 P.G. Patil, J. Virdin, S.M. Diez, J. Roberts and A. Singh, Toward a Blue Economy: A Promise for Sustainable Growth in the Caribbean (Washington, DC: World Bank, 2016), https://documents1.worldbank.org/curated/en/965641473449861013/pdf/AUS16344-REVISED-v1-BlueEconomy-FullReport-Oct3.pdf.
 I.A. Callejas, C.M. Lee, D.R. Mishra, S.L. Felgate, C. Evans, A. Carrias, A. Rosado et al., “Effect of COVID-19 Anthropause on Water Clarity in the Belize Coastal Lagoon,” Frontiers in Marine Science, 5 May 2021, https://doi.org/10.3389/fmars.2021.648522.
 L. Jeftic, S.B. Sheavly and E. Adler, Marine Litter: A Global Challenge (Washington, DC: UN Environment Programme, 2009).
 L.S. Johnson, Cruise Ship Discharge Assessment Report, no. EPA 842-R-07-005 (Washington, DC: U.S. Environmental Protection Agency, 2008).
 Jamaica’s voluntary national review (2018) defines ‘unattached youth . . . as those who are in the age group of 14–24 years, unemployed or outside the labour force, and not in school or in training’. Jamaica Voluntary National Review Report on the Implementation of the 2030 Agenda for Sustainable Development, June 2018, https://sustainabledevelopment.un.org/content/documents/19499JamaicaMain_VNR_Report.pdf.
 Cruise Lines International Association, 2022 State of the Cruise Industry Outlook, https://cruising.org/-/media/clia-media/research/2022/clia-state-of-the-cruise-industry-2022_updated.ashx.
 C. Patterson, “Protocols Being Developed for Resumption of Cruise Operations,” Jamaica Information Service, 13 August 2021, https://jis.gov.jm/protocols-being-developed-for-resumption-of-cruise-operations/.
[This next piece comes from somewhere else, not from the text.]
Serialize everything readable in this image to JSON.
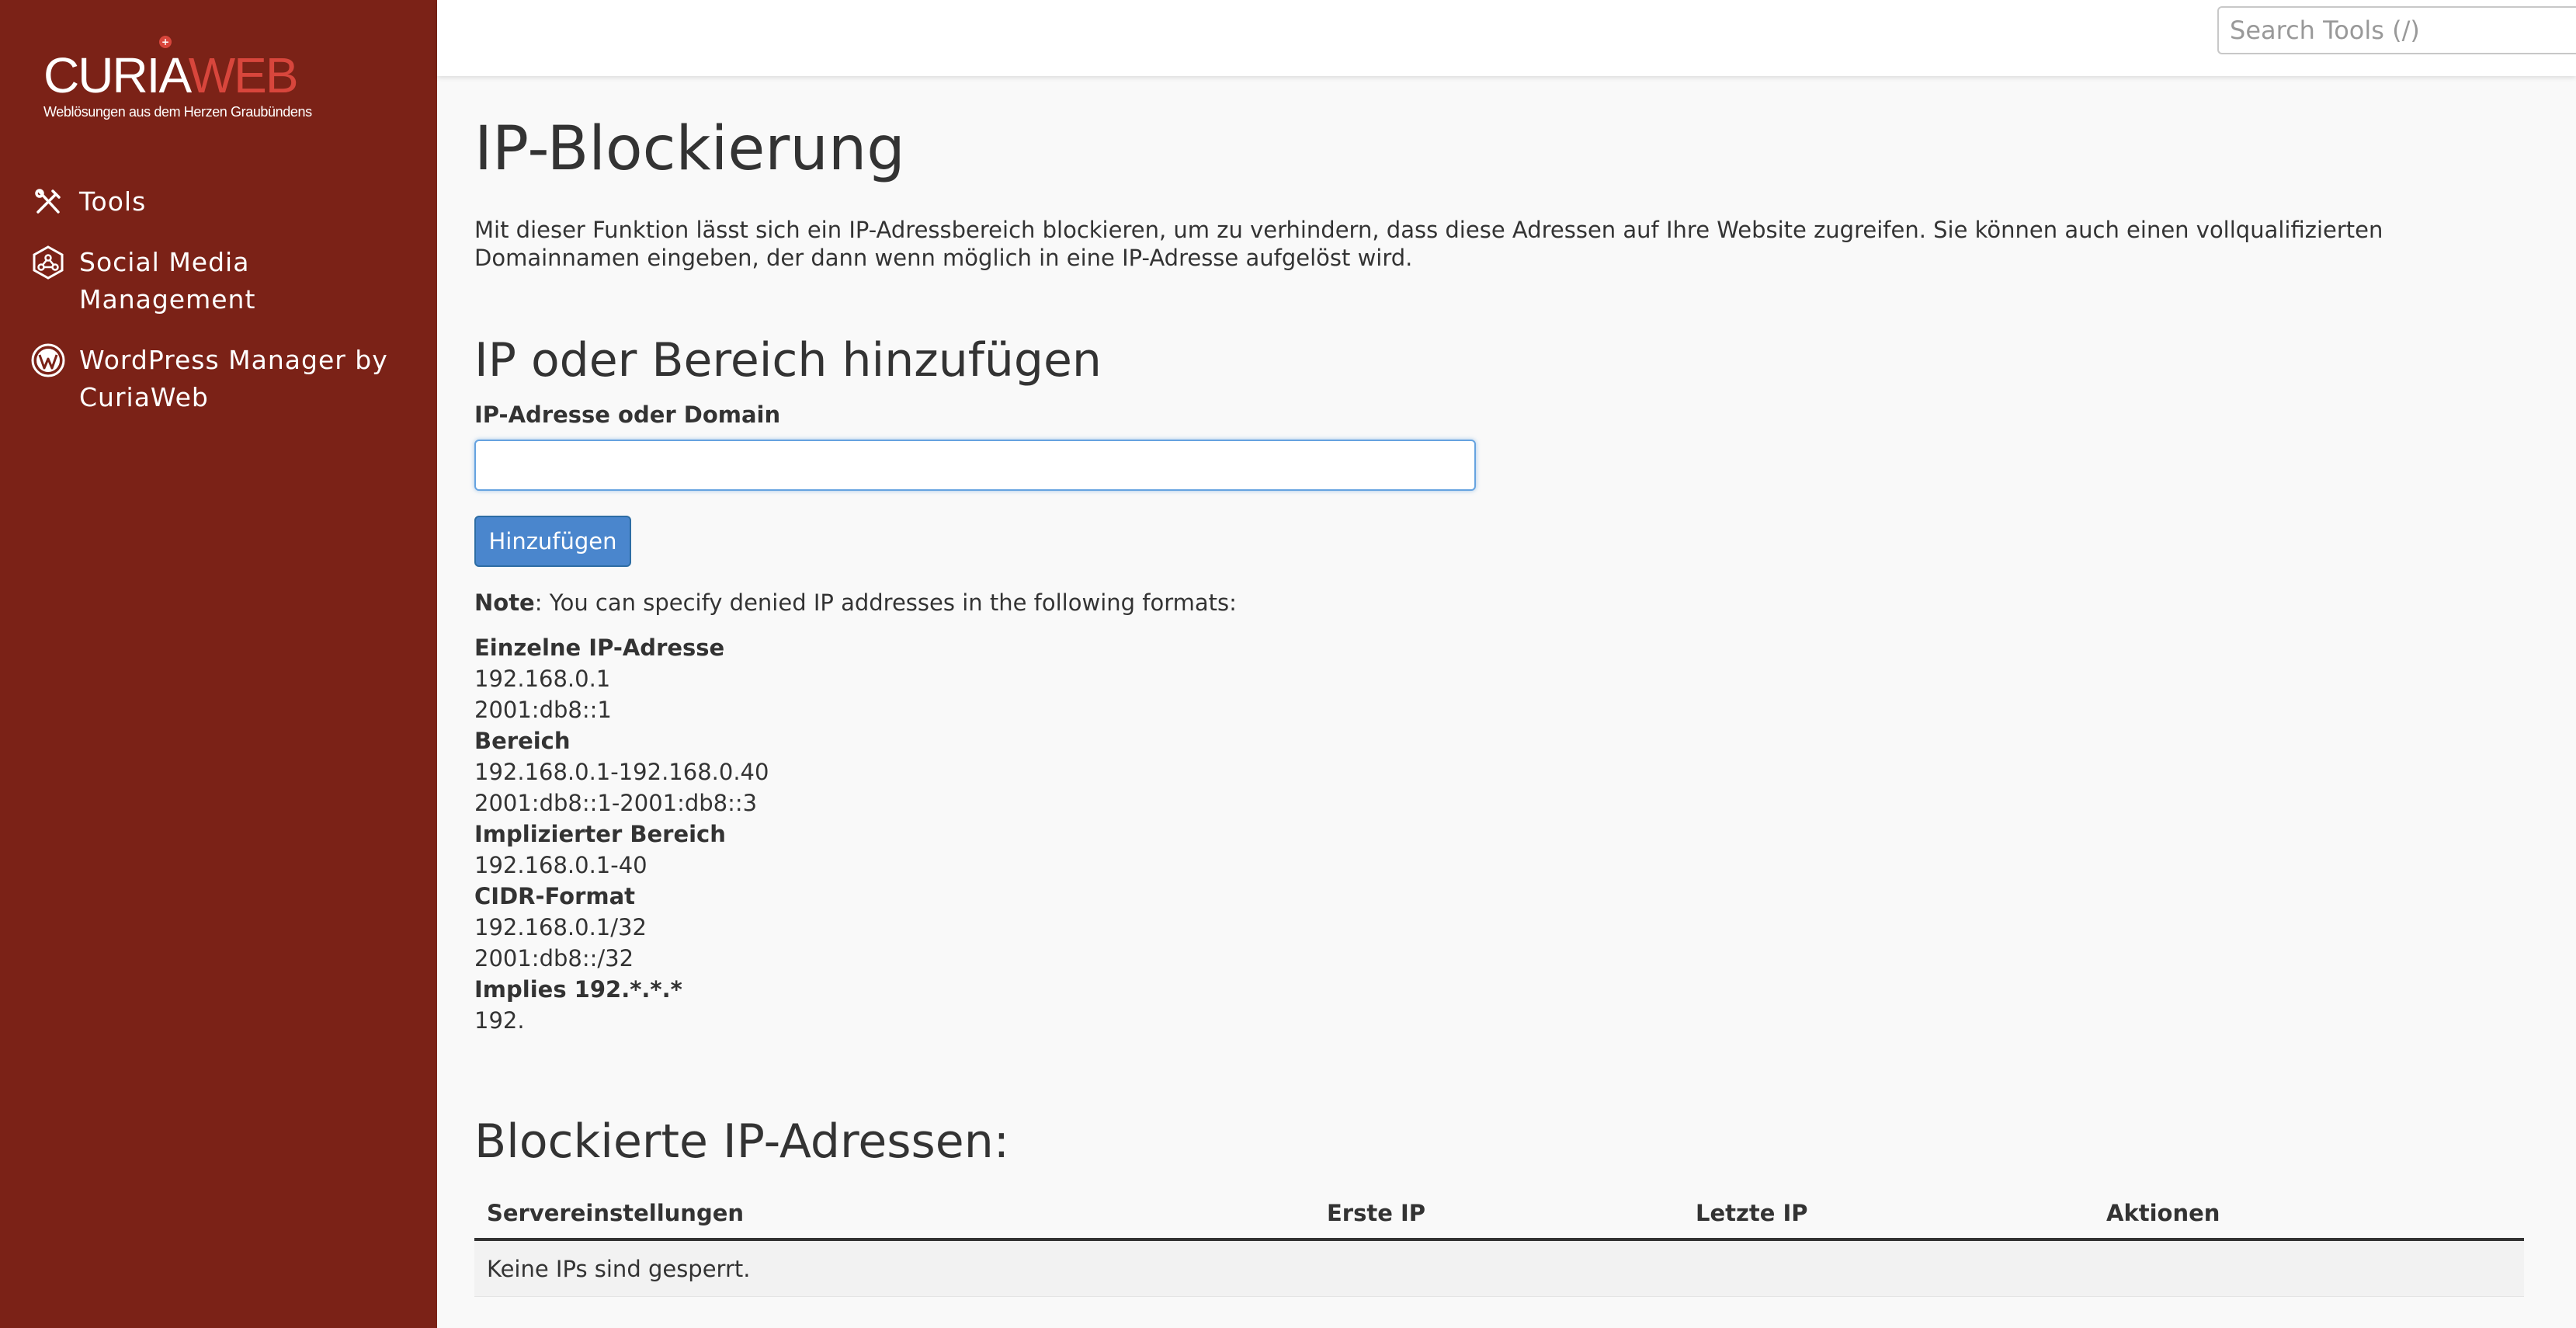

 “Coastal and ocean-based tourism must be sustainable, resilient, address climate change, reduce pollution, support ecosystem regeneration and biodiversity conservation and invest in local jobs and communities.” High Level Panel for a Sustainable Ocean Economy, Transformations for a Sustainable Ocean Economy: A Vision for Protection, Production and Prosperity, 2020, https://www.oceanpanel.org/ocean-action/files/transformations-sustainable-ocean-economy-eng.pdf.